Jacques Tati was far more prolific than Chaplin and way more stylized. Hulot is a drifter through a desolate wasteland of consumerism and useless gadgets that are slowly consuming the people around them. An astounding comic nightmare that would predict the future and our incoming dependence on flashy things and unnecessary technology that claims to help society but instead destroys it. Pure brilliance.
A couple of things: 1. Dogs start & end the movie. 2. Being too modern sometimes seems stupid. 3. The house has eyes. 4. Kids will be kids no matter what. 5. Fish sprinkler - best gizmo. So is the automatic garage door. + Mr. Hulot really out of sync with the whole bourgeois lifestyle of the 60s. Nevertheless, his simple life & the sun-loving canari are the better option. Will Gerard grow up 2 be him or his parents?
A wide-appealing and playful critique of modern bourgeois life. The mise-en-scene with all of its vibrant flat colours is incredible.
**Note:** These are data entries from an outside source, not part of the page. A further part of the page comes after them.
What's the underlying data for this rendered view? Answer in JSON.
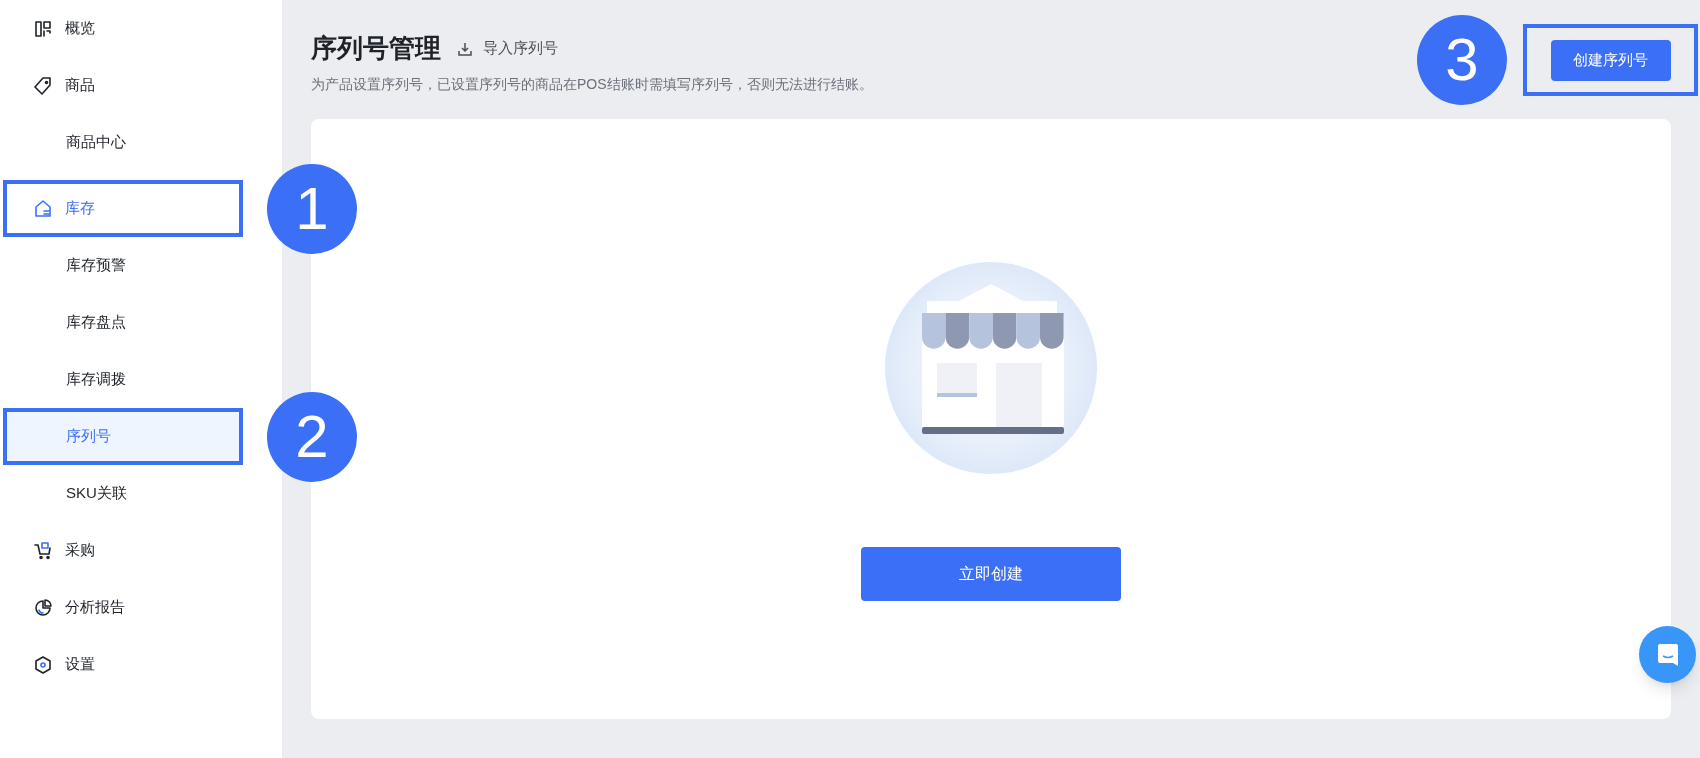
{
  "sidebar": {
    "items": [
      {
        "label": "概览",
        "active": false,
        "selected": false
      },
      {
        "label": "商品",
        "active": false,
        "selected": false,
        "children": [
          {
            "label": "商品中心",
            "selected": false
          }
        ]
      },
      {
        "label": "库存",
        "active": true,
        "selected": false,
        "callout": "1",
        "children": [
          {
            "label": "库存预警",
            "selected": false
          },
          {
            "label": "库存盘点",
            "selected": false
          },
          {
            "label": "库存调拨",
            "selected": false
          },
          {
            "label": "序列号",
            "selected": true,
            "callout": "2"
          },
          {
            "label": "SKU关联",
            "selected": false
          }
        ]
      },
      {
        "label": "采购",
        "active": false,
        "selected": false
      },
      {
        "label": "分析报告",
        "active": false,
        "selected": false
      },
      {
        "label": "设置",
        "active": false,
        "selected": false
      }
    ]
  },
  "header": {
    "title": "序列号管理",
    "import_link": "导入序列号",
    "description": "为产品设置序列号，已设置序列号的商品在POS结账时需填写序列号，否则无法进行结账。",
    "create_button": {
      "label": "创建序列号",
      "callout": "3"
    }
  },
  "empty_state": {
    "button": "立即创建"
  }
}
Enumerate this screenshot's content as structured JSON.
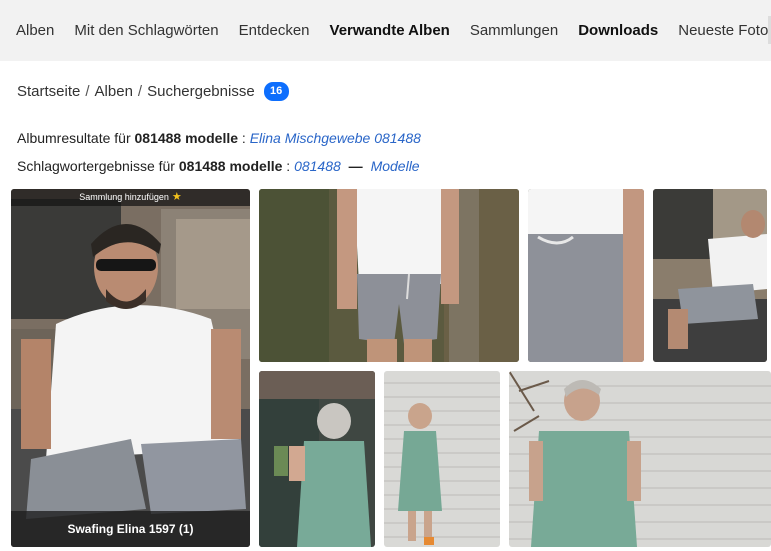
{
  "nav": {
    "items": [
      {
        "label": "Alben",
        "bold": false
      },
      {
        "label": "Mit den Schlagwörten",
        "bold": false
      },
      {
        "label": "Entdecken",
        "bold": false
      },
      {
        "label": "Verwandte Alben",
        "bold": true
      },
      {
        "label": "Sammlungen",
        "bold": false
      },
      {
        "label": "Downloads",
        "bold": true
      },
      {
        "label": "Neueste Fotos",
        "bold": false
      }
    ]
  },
  "breadcrumb": {
    "items": [
      "Startseite",
      "Alben",
      "Suchergebnisse"
    ],
    "divider": "/",
    "count": "16"
  },
  "album_results": {
    "prefix": "Albumresultate für",
    "query": "081488 modelle",
    "colon": ":",
    "link": "Elina Mischgewebe 081488"
  },
  "tag_results": {
    "prefix": "Schlagwortergebnisse für",
    "query": "081488 modelle",
    "colon": ":",
    "link1": "081488",
    "dash": "—",
    "link2": "Modelle"
  },
  "tiles": {
    "featured": {
      "top_label": "Sammlung hinzufügen",
      "star_icon": "★",
      "caption": "Swafing Elina 1597 (1)"
    }
  },
  "colors": {
    "link": "#2a66c8",
    "badge": "#0d6efd",
    "nav_bg": "#f2f2f2"
  }
}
This second Hulot film also has the benefits of a story (though loose), a fish fountain, and a larger cast of dogs. Though I didn't laugh as often as Holiday, I laughed harder. The scene in the plastic factory is a standout favourite, and I am glad it didn't just mimic Modern Times.
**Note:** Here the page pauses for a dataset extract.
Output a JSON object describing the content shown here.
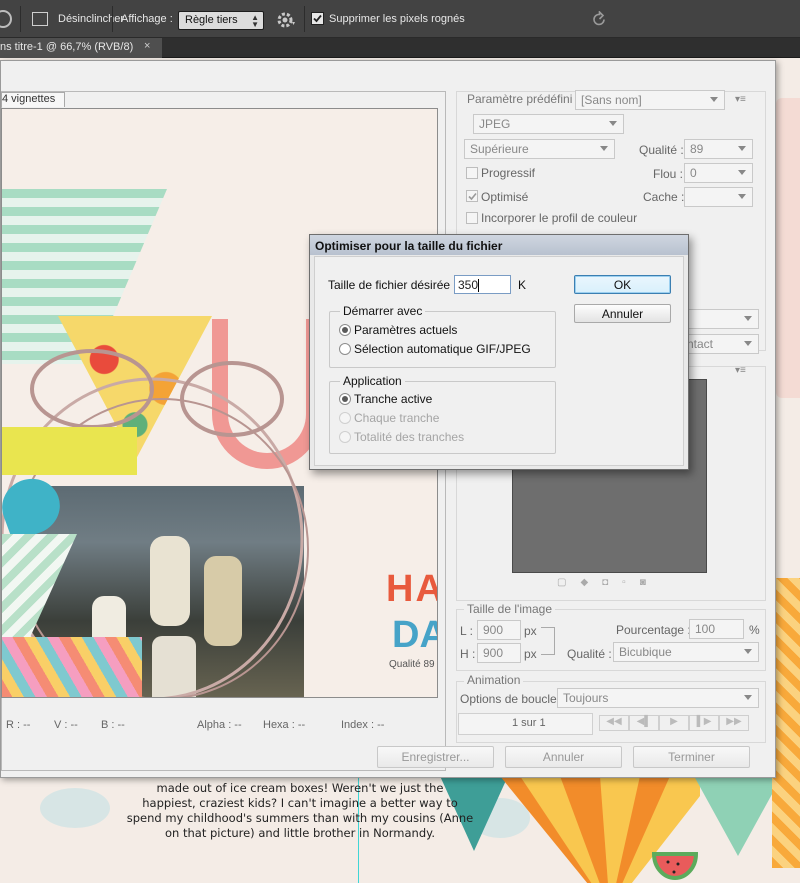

Dans mon oncle, Tati renvoie dos à dos la modernité et la nostalgie, pour s'amuser de tout. Les borborygmes des personnages semblent des phylactères de personnages de BD et comme dans la BD, les compositions des cases, les agencements des plans et des couleurs, la recherche du gag visuel dominent tout entier. Dommage que cette énergie qui se voudrait si spontanée soit produite par un si parfait agencement.